By Eric Blankenburg ; Updated September 21, 2017

Every Murray lawn mower, whether it’s a riding, push or self-propelled uses a gas filter. Without this filter, fuel impurities would reach the sensitive, internal areas of the engine, causing serious damage and even engine failure. These parts are critical to the Murray’s operation and always need to be in place to use the lawn mower.

Gas Filter's Function

When the operator opens the fuel tank cap for a simple refill, he may unwittingly drop dirt, dust or grass clippings into the fuel tank. If this debris made it through to the carburetor, it would clog up the fuel system and cause other parts to work harder and eventually fail. This filter keeps all unwanted materials trapped safely inside the fuel tank. A clogged fuel filter will also cause many starting and running problems, making it a good place to start when troubleshooting the fuel system.

Gas Filter's Location

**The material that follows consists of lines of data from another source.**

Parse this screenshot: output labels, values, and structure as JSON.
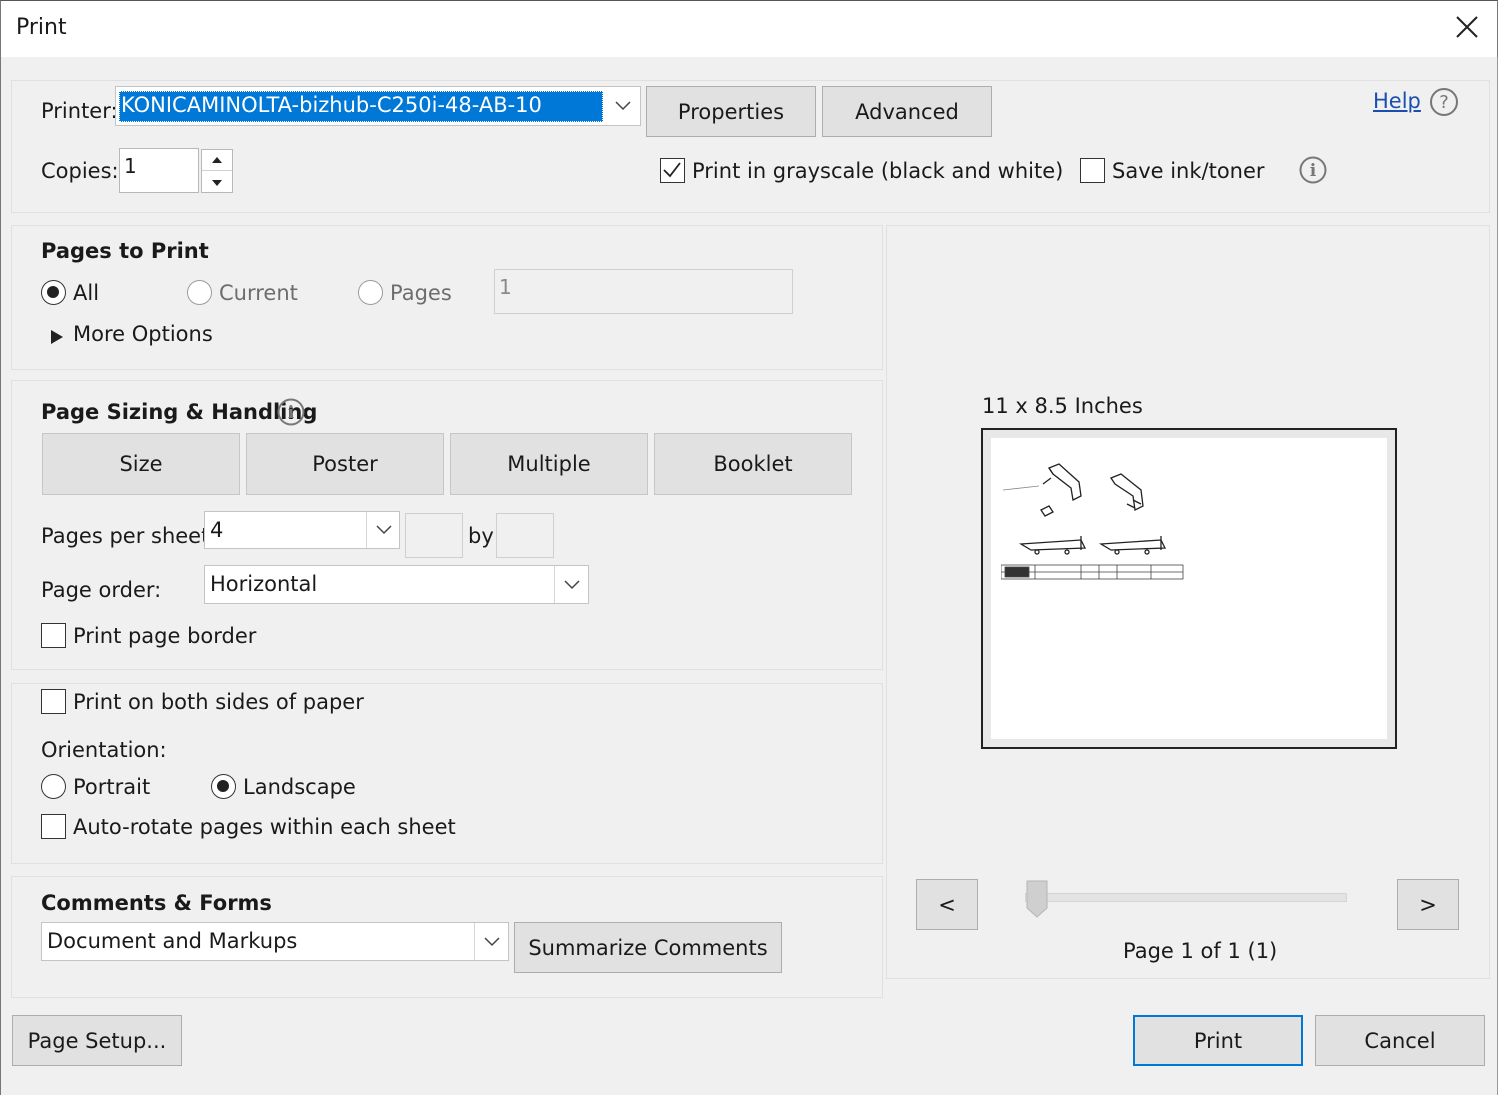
{
  "window": {
    "title": "Print"
  },
  "printer": {
    "label": "Printer:",
    "selected": "KONICAMINOLTA-bizhub-C250i-48-AB-10",
    "properties_label": "Properties",
    "advanced_label": "Advanced",
    "help_label": "Help"
  },
  "copies": {
    "label": "Copies:",
    "value": "1"
  },
  "options": {
    "grayscale_label": "Print in grayscale (black and white)",
    "grayscale_checked": true,
    "save_ink_label": "Save ink/toner",
    "save_ink_checked": false
  },
  "pages_to_print": {
    "heading": "Pages to Print",
    "all_label": "All",
    "current_label": "Current",
    "pages_label": "Pages",
    "pages_value": "1",
    "selected": "All",
    "more_options_label": "More Options"
  },
  "sizing": {
    "heading": "Page Sizing & Handling",
    "tabs": [
      "Size",
      "Poster",
      "Multiple",
      "Booklet"
    ],
    "pages_per_sheet_label": "Pages per sheet:",
    "pages_per_sheet_value": "4",
    "by_label": "by",
    "page_order_label": "Page order:",
    "page_order_value": "Horizontal",
    "print_border_label": "Print page border",
    "print_border_checked": false
  },
  "layout": {
    "both_sides_label": "Print on both sides of paper",
    "both_sides_checked": false,
    "orientation_label": "Orientation:",
    "portrait_label": "Portrait",
    "landscape_label": "Landscape",
    "selected_orientation": "Landscape",
    "auto_rotate_label": "Auto-rotate pages within each sheet",
    "auto_rotate_checked": false
  },
  "comments_forms": {
    "heading": "Comments & Forms",
    "selected": "Document and Markups",
    "summarize_label": "Summarize Comments"
  },
  "preview": {
    "size_label": "11 x 8.5 Inches",
    "prev_label": "<",
    "next_label": ">",
    "page_status": "Page 1 of 1 (1)",
    "slider_position": 0
  },
  "footer": {
    "page_setup_label": "Page Setup...",
    "print_label": "Print",
    "cancel_label": "Cancel"
  },
  "colors": {
    "accent": "#0078d7",
    "link": "#1a4fb0",
    "selection": "#0078d7"
  }
}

The gas filter, a small, mesh screen, sits inside the fuel tank, on the end of the main suction fuel hose. A small nozzle gets inserted directly into the fuel tubing, creating an airtight seal. So, all fuel must past first through the mesh screen before it can travel up the hose to the carburetor. The fuel hose and fuel filter always sit at the bottom of the fuel tank and can be hard to reach due to the small opening of the fuel tank. Use a metal hook, such as a coat hanger, to grab and pull the fuel filter out.

Cleaning the Filter

Regular cleaning of the fuel filter will allow the mower’s fuel suction capacity to remain at its optimum, maximum setting. This filter can get dirty quickly, only require a few small grass clippings or a clump of dirt to lodge up against the filter’s screen. If the engine, while running, starts surging a bit or sounding sluggish during idling, pull the fuel filter out of the fuel tank. Wash the fuel filter in fresh fuel while scrubbing the screen with a brush.

Replacing the Filter

Fuel filters will get dirty quickly and cleaning them removes only a portion of the material on the outer screen. However, usually fuel filters contain a secondary filter, which can’t be cleaned thoroughly. For this reason, Murray suggests changing the fuel filter when performing a tune-up, which ideally will be every season, but every other season will suffice if the mower isn’t used as frequently. After pulling the old filter off the fuel line, ensure that the new filter’s nozzle gets inserted fully into the main suction hose.


About the Author


Currently based in Minneapolis, Minn., Eric Blankenburg has been a freelance journalist since 2000. His articles have appeared in "Outside Missoula, Outside Bozeman," "Hello Chengdu" and online at GoNomad.com and various other websites. He holds a Bachelor of Arts in creative writing from the University of Montana.